Web 2.0 describes the current state of the web

Web 2.0 describes the current state of the web

Web 2.0 describes the current state of the web, which supports more user-generated content and stability for front-end users than its predecessor, Web 1.0. 

Web 2.0 does not refer to any specific technical upgrades, but rather to a shift in how the internet is used.

 There is a higher level of information sharing and interconnectedness between participants. If Web 1.0 was a read-only internet, then Web 2.0 is a read-write internet.

Users are able to enter a range of information into web fields and send it back to servers, so they can communicate with hosting servers in real-time.

 A user can access information, as well as send information back to the server in order to receive more targeted information or view other user-generated results. 

Many web providers have been able to harness this interactivity to transform software and web services. 

Web 2.0 also marked a huge shift to cloud technology, as abstracting server hardware enabled companies to become more ambitious in developing their web-delivered services.

The nature of this technology makes it simple, as well as popular, to communicate information to either a select group of people or to a wider audience. 

Successful Web 2.0 applications include wikis, blogs and social networking platforms.
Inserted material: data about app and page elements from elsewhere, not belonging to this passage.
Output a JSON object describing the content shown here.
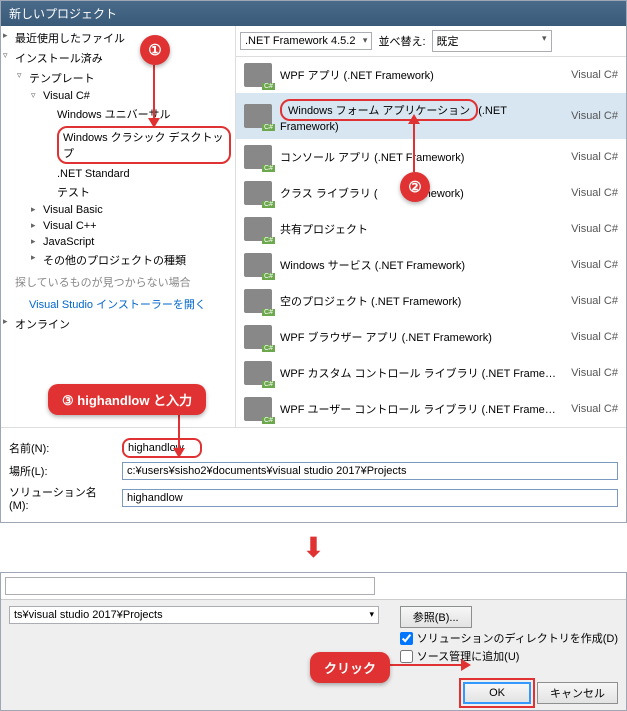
{
  "title": "新しいプロジェクト",
  "top": {
    "framework": ".NET Framework 4.5.2",
    "sort_label": "並べ替え:",
    "sort_value": "既定"
  },
  "sidebar": {
    "recent": "最近使用したファイル",
    "installed": "インストール済み",
    "templates": "テンプレート",
    "vcs": "Visual C#",
    "universal": "Windows ユニバーサル",
    "classic": "Windows クラシック デスクトップ",
    "netstd": ".NET Standard",
    "test": "テスト",
    "vb": "Visual Basic",
    "vcpp": "Visual C++",
    "js": "JavaScript",
    "others": "その他のプロジェクトの種類",
    "hint": "探しているものが見つからない場合",
    "open_installer": "Visual Studio インストーラーを開く",
    "online": "オンライン"
  },
  "templates": [
    {
      "label": "WPF アプリ (.NET Framework)",
      "lang": "Visual C#"
    },
    {
      "label_pre": "Windows フォーム アプリケーション",
      "label_post": "(.NET Framework)",
      "lang": "Visual C#"
    },
    {
      "label": "コンソール アプリ (.NET Framework)",
      "lang": "Visual C#"
    },
    {
      "label_pre": "クラス ライブラリ (",
      "label_post": "mework)",
      "lang": "Visual C#"
    },
    {
      "label": "共有プロジェクト",
      "lang": "Visual C#"
    },
    {
      "label": "Windows サービス (.NET Framework)",
      "lang": "Visual C#"
    },
    {
      "label": "空のプロジェクト (.NET Framework)",
      "lang": "Visual C#"
    },
    {
      "label": "WPF ブラウザー アプリ (.NET Framework)",
      "lang": "Visual C#"
    },
    {
      "label": "WPF カスタム コントロール ライブラリ (.NET Frame…",
      "lang": "Visual C#"
    },
    {
      "label": "WPF ユーザー コントロール ライブラリ (.NET Frame…",
      "lang": "Visual C#"
    }
  ],
  "fields": {
    "name_label": "名前(N):",
    "name_value": "highandlow",
    "loc_label": "場所(L):",
    "loc_value": "c:¥users¥sisho2¥documents¥visual studio 2017¥Projects",
    "sol_label": "ソリューション名(M):",
    "sol_value": "highandlow"
  },
  "callouts": {
    "num1": "①",
    "num2": "②",
    "num3": "③ highandlow と入力",
    "click": "クリック"
  },
  "dialog2": {
    "path_input": "",
    "path_drop": "ts¥visual studio 2017¥Projects",
    "browse": "参照(B)...",
    "cb1": "ソリューションのディレクトリを作成(D)",
    "cb2": "ソース管理に追加(U)",
    "ok": "OK",
    "cancel": "キャンセル"
  }
}
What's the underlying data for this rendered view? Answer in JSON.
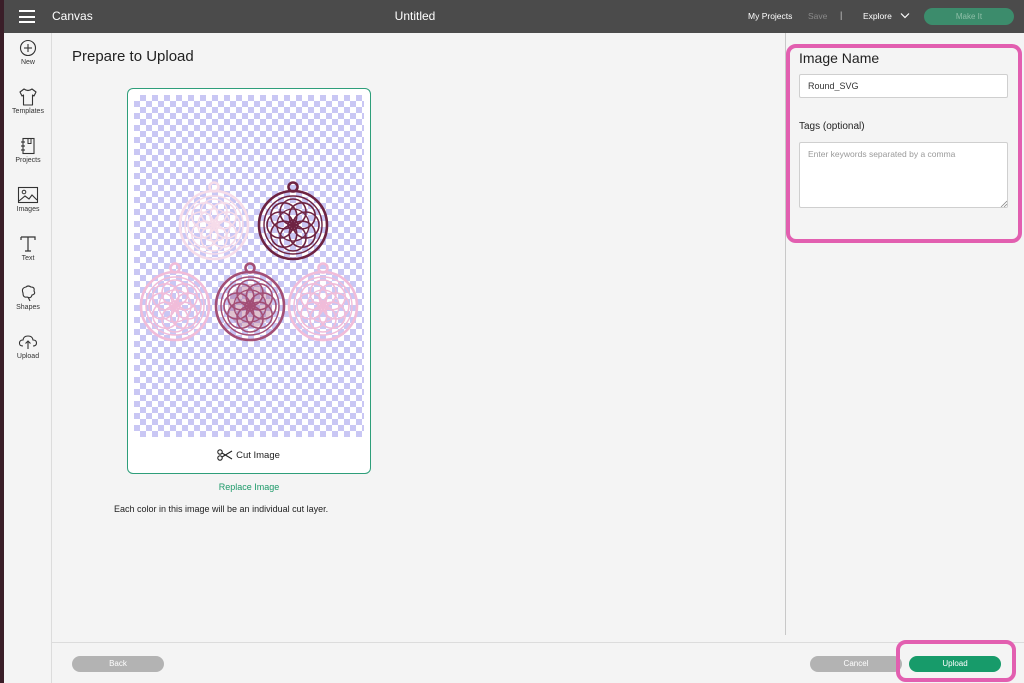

Among the most popular are YouTube, Facebook and Wikipedia, to name just a few.

Post a Comment

Previous Post Next Post